Aviation officer: Passenger in United confrontation was combative

CHICAGO - The physician who was dragged off a United Airlines (UAL) flight in Chicago this month was verbally and physically abusive, and flailing his arms before he lost his balance and struck his mouth on an armrest, according to the aviation officer who pulled the man out of his seat.

The Chicago Department of Aviation on Monday released the officer’s report of the incident in response to a Freedom of Information Act request by The Associated Press. The report reveals for the first time the officer’s version of what happened aboard the plane at O’Hare International Airport on April 9.

The incident -- which was videotaped by other passengers and widely shared online -- became an international embarrassment for both the airline and the city’s aviation department.
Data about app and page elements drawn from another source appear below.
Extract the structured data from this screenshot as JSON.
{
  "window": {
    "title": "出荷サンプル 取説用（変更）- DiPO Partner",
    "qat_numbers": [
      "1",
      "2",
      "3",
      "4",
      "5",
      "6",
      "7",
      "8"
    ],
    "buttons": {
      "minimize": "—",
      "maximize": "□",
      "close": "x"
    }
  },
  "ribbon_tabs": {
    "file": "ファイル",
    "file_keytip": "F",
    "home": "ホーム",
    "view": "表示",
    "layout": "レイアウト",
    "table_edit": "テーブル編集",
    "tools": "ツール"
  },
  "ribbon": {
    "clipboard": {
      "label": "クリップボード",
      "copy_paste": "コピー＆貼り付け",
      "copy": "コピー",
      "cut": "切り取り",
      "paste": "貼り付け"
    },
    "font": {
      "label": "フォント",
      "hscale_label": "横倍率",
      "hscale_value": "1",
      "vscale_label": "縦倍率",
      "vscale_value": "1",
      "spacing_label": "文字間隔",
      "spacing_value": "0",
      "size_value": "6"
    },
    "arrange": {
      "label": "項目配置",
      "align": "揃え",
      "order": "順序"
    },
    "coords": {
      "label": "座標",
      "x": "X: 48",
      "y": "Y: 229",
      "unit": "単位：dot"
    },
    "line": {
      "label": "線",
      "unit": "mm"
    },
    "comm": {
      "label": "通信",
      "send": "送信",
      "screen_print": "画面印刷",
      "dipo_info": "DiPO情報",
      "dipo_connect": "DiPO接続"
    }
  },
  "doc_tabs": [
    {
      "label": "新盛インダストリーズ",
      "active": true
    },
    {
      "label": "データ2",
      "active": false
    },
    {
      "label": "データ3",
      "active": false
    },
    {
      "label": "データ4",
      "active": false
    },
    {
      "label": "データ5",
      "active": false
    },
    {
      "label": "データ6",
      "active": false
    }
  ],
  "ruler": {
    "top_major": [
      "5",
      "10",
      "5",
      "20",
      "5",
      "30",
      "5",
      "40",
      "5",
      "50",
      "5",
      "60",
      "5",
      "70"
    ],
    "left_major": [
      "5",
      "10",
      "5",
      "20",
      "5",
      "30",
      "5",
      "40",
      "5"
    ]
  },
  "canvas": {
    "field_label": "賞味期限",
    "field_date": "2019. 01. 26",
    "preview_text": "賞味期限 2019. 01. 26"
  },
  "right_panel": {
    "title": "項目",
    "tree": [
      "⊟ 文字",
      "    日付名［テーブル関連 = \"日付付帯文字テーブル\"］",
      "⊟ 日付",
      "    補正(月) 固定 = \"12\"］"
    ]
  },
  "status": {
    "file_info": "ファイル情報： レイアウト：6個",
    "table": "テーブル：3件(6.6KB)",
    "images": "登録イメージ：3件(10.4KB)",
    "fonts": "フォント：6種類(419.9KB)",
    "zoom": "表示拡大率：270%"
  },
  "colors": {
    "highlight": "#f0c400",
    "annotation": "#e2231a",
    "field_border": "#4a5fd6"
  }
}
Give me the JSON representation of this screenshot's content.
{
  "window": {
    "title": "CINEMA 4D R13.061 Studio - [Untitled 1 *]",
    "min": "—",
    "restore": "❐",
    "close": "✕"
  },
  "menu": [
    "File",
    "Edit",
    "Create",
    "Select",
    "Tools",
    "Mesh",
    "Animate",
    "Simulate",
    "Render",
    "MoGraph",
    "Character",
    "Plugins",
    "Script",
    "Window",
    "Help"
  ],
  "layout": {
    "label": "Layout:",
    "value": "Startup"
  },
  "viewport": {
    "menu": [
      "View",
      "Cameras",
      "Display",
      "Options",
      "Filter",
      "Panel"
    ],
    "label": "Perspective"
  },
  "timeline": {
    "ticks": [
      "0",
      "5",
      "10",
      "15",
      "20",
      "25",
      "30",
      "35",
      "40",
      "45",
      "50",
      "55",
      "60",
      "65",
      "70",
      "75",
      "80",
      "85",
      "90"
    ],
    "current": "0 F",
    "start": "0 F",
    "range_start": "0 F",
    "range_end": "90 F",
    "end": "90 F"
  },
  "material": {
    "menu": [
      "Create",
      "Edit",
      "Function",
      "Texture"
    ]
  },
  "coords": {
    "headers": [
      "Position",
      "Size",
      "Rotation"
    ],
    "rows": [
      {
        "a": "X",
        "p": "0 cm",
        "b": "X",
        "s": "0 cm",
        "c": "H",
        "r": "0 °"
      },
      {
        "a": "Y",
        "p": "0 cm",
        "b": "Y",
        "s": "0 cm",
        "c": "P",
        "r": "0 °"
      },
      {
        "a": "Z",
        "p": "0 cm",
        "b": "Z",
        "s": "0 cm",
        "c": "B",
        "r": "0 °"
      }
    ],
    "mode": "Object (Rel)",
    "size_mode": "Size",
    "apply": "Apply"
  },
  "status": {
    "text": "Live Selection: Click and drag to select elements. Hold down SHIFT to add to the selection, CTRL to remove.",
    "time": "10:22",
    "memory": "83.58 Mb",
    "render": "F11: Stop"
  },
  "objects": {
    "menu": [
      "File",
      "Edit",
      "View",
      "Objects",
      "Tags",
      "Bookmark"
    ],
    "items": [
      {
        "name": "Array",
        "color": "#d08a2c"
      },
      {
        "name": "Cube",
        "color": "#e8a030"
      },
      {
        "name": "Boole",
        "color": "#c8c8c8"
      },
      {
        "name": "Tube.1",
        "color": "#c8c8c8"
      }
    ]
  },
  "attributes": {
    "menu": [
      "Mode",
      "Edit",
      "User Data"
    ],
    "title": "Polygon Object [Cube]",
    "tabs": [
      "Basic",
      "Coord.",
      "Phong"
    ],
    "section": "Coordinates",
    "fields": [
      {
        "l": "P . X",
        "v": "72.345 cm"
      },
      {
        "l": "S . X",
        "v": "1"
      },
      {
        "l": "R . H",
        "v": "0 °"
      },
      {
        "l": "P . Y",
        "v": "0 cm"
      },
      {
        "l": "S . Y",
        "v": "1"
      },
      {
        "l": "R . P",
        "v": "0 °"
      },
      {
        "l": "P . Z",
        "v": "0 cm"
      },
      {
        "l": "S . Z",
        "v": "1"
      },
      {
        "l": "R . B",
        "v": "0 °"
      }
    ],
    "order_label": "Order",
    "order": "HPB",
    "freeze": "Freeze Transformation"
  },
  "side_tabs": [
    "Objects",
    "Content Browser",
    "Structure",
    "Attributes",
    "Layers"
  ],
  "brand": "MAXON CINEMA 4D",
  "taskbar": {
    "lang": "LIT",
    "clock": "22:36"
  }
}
The report also includes the name of the officer, James Long, who authorities initially declined to identify.In the report, Long said he boarded the United Express flight after being called in response to a disturbance involving two people regarding a refusal to leave the aircraft. United has said four passengers had been ordered off the airplane to make room for four employees to fly to Louisville, Kentucky.

Long said he approached Dr. David Dao to ask the 69-year-old physician to get off the plane. Long said Dao refused and “folded his arms tightly.” Long said he reached out to “hold” Dao and was able to pull him away from his window seat on the aircraft and move toward the aisle.

“But suddenly the subject started flailing and fighting,” Long wrote.

Dao then knocked Long’s hand off his arm, causing the struggling Dao to fall and strike his mouth on an armrest on the other side of the aisle, according to the report. Long said he then dragged Dao because Dao refused to stand up.

Long said he wrote the report and gave his version of events only because he faced losing his job.

The video taken by a passenger shows lots of screaming coming from behind the seats, then Dao being dragged by his arms down the aisle of the plane as the other passengers react with horror.

In a separate report released Monday, labeled a “Hospitalization Case Report,” the Chicago Police Department said Dao was observed striking his face against an armrest as aviation officers “attempted to escort” him from the flight.

Neither report details Dao’s injuries, but at a news conference days after the incident, Dao’s attorney said the doctor suffered a broken nose and a concussion, and lost two front teeth.

Long said he was able to remove Dao from the airplane. Long said that once off the plane and in the walkway back to the gate, Dao said he was a diabetic, but then got up off the floor and ran back onto the aircraft. Long alleged that Dao, while running back to the plane, said they’d have to kill him.

Long and two other aviation officers were subsequently placed on leave by the aviation department.The report jibes with comments that United CEO Oscar Munoz made in the aftermath of the incident, in which he called Dao belligerent. Munoz later offered a more emphatic mea culpa, saying: “No one should ever be mistreated this way.” The aviation department has also profusely apologized and vowed an investigation.

According to CBS Chicago, assisting officer Mauricio Rodriguez said Long used “minimal but necessary force,” which policy allows. Airport video shows the ambulance eventually taking Dao to the hospital. In all, three aviation police officers and a veteran security officer were involved. Officer Long had just returned to work after a five-day suspension for insubordination.

Dao’s attorney, Thomas Demetrio, told NBC’s “Today” show on Monday that he intended to file a lawsuit.

The aviation department also released its use of force policy, which was sent to all officers after the incident. It says aviation security personnel should use force only when “reasonably necessary to defend a human life, effect an arrest or control a person,” and that the force used “shall only be that which is necessary to overcome the resistance being offered by an offender and to effect lawful objectives.”

Share this article: